The proposed framework represents a sensible and thoughtful basis to guide the EU’s consideration of legislation to help direct the development of AI applications.
European states want to exert more unity and strength on the world stage, but they lack the vision and consensus to do so.
The new president of the European Commission can help guide European policy in the right direction.
After months of uncertainty, Britain is finally leaving the European Union.

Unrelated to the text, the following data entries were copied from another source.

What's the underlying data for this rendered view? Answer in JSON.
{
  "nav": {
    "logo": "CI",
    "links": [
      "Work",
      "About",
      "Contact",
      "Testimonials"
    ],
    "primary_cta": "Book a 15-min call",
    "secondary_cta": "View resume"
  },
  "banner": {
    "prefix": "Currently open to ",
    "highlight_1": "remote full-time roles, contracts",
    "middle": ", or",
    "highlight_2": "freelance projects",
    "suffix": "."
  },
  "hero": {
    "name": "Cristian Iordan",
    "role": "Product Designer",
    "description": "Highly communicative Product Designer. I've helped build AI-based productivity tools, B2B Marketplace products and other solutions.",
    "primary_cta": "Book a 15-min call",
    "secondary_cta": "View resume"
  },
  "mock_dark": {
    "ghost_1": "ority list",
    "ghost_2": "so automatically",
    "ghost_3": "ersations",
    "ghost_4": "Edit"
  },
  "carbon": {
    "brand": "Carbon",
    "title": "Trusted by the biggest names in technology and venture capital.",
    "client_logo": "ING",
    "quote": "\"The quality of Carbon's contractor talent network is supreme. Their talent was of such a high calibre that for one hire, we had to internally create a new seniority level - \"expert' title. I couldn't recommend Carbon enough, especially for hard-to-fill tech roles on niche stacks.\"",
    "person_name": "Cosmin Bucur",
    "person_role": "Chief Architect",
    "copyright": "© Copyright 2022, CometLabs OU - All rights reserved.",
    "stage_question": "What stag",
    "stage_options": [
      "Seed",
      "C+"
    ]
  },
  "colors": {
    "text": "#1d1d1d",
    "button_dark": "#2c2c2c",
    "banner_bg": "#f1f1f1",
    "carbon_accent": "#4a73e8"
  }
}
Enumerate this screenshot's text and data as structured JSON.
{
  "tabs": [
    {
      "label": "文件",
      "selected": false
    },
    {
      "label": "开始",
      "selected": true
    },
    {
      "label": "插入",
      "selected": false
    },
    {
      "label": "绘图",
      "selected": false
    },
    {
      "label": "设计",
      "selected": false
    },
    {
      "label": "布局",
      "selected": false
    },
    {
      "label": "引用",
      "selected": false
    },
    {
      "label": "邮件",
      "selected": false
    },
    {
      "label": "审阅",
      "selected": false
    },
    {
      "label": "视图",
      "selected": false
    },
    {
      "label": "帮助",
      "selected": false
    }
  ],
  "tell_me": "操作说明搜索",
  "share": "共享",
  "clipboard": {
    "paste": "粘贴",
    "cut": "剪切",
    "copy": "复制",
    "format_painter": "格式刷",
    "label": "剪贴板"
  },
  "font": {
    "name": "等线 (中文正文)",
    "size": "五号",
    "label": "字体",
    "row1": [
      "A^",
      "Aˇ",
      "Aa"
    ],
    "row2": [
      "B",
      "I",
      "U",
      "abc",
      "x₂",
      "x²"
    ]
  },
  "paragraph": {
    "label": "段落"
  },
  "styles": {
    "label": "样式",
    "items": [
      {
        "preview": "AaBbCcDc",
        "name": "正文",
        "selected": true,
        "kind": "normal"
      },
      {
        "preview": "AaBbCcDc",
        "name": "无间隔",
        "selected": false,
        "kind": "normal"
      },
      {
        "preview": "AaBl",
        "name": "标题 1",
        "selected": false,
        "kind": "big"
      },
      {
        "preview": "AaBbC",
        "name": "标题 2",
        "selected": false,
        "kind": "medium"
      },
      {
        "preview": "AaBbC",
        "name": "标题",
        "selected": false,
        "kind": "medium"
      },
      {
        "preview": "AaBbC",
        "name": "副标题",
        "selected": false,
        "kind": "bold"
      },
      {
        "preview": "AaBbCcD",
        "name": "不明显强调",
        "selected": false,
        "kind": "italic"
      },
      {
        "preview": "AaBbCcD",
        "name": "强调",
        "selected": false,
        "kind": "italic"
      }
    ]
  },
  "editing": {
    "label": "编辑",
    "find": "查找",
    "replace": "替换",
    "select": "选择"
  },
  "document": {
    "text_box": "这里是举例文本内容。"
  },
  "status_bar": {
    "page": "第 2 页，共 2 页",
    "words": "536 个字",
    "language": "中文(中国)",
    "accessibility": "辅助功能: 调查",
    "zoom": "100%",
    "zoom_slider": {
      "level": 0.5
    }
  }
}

Across the United States and Europe, the act of clicking “I have read and agree” to terms of service is the central legitimating device for global tech platforms’ data-driven activities. In the European Union, the General Data Protection Regulation has recently come into force, introducing stringent new criteria for consent and stronger protections for individuals. Yet the entrenched long-term focus on users’ control and consent fails to protect consumers who face increasingly intrusive data collection practices.
The context and possible implications of Advocate General Henrik Saugmandsgaard Øe’s opinion in Data Protection Commissions v. Facebook Ireland.
It’s been a busy two weeks for the Court of Justice of the European Union (CJEU). Last week, the court handed down a landmark decision in favor of Google; this Thursday, Oct. 3, it released a blockbuster ruling against Facebook.
Europe’s highest court issued two huge rulings on Sept. 25 regarding the implementation of the EU’s “Right to Be Forgotten.” Both decisions involve a long-standing dispute between Google and France’s data authority, the Commission Nationale de l’Informatique et des Libertés (CNIL); both have considerable implications for the cross-border regulation of the internet.